The response should consist of the data below, copied exactly, with no pictures in it.

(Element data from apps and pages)
○ ○ ○ ○ ○ ○ ○
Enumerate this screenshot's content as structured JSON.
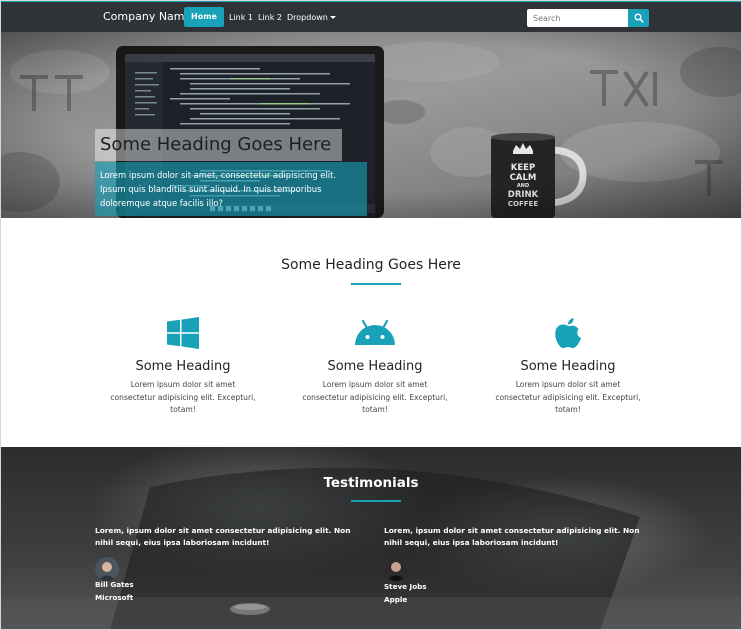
{
  "nav": {
    "brand": "Company Name",
    "home": "Home",
    "link1": "Link 1",
    "link2": "Link 2",
    "dropdown": "Dropdown",
    "search_placeholder": "Search"
  },
  "hero": {
    "heading": "Some Heading Goes Here",
    "text": "Lorem ipsum dolor sit amet, consectetur adipisicing elit. Ipsum quis blanditiis sunt aliquid. In quis temporibus doloremque atque facilis illo?",
    "mug_text": [
      "KEEP",
      "CALM",
      "AND",
      "DRINK",
      "COFFEE"
    ]
  },
  "features": {
    "title": "Some Heading Goes Here",
    "items": [
      {
        "icon": "windows-icon",
        "heading": "Some Heading",
        "text": "Lorem ipsum dolor sit amet consectetur adipisicing elit. Excepturi, totam!"
      },
      {
        "icon": "android-icon",
        "heading": "Some Heading",
        "text": "Lorem ipsum dolor sit amet consectetur adipisicing elit. Excepturi, totam!"
      },
      {
        "icon": "apple-icon",
        "heading": "Some Heading",
        "text": "Lorem ipsum dolor sit amet consectetur adipisicing elit. Excepturi, totam!"
      }
    ]
  },
  "testimonials": {
    "title": "Testimonials",
    "items": [
      {
        "quote": "Lorem, ipsum dolor sit amet consectetur adipisicing elit. Non nihil sequi, eius ipsa laboriosam incidunt!",
        "name": "Bill Gates",
        "company": "Microsoft"
      },
      {
        "quote": "Lorem, ipsum dolor sit amet consectetur adipisicing elit. Non nihil sequi, eius ipsa laboriosam incidunt!",
        "name": "Steve Jobs",
        "company": "Apple"
      }
    ]
  },
  "colors": {
    "accent": "#17a2b8",
    "navbar": "#2f3338"
  }
}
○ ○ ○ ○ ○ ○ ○
• **Written solution**:
Enumerate this screenshot's content as structured JSON.
{
  "nav": {
    "brand": "Company Name",
    "home": "Home",
    "link1": "Link 1",
    "link2": "Link 2",
    "dropdown": "Dropdown",
    "search_placeholder": "Search"
  },
  "hero": {
    "heading": "Some Heading Goes Here",
    "text": "Lorem ipsum dolor sit amet, consectetur adipisicing elit. Ipsum quis blanditiis sunt aliquid. In quis temporibus doloremque atque facilis illo?",
    "mug_text": [
      "KEEP",
      "CALM",
      "AND",
      "DRINK",
      "COFFEE"
    ]
  },
  "features": {
    "title": "Some Heading Goes Here",
    "items": [
      {
        "icon": "windows-icon",
        "heading": "Some Heading",
        "text": "Lorem ipsum dolor sit amet consectetur adipisicing elit. Excepturi, totam!"
      },
      {
        "icon": "android-icon",
        "heading": "Some Heading",
        "text": "Lorem ipsum dolor sit amet consectetur adipisicing elit. Excepturi, totam!"
      },
      {
        "icon": "apple-icon",
        "heading": "Some Heading",
        "text": "Lorem ipsum dolor sit amet consectetur adipisicing elit. Excepturi, totam!"
      }
    ]
  },
  "testimonials": {
    "title": "Testimonials",
    "items": [
      {
        "quote": "Lorem, ipsum dolor sit amet consectetur adipisicing elit. Non nihil sequi, eius ipsa laboriosam incidunt!",
        "name": "Bill Gates",
        "company": "Microsoft"
      },
      {
        "quote": "Lorem, ipsum dolor sit amet consectetur adipisicing elit. Non nihil sequi, eius ipsa laboriosam incidunt!",
        "name": "Steve Jobs",
        "company": "Apple"
      }
    ]
  },
  "colors": {
    "accent": "#17a2b8",
    "navbar": "#2f3338"
  }
}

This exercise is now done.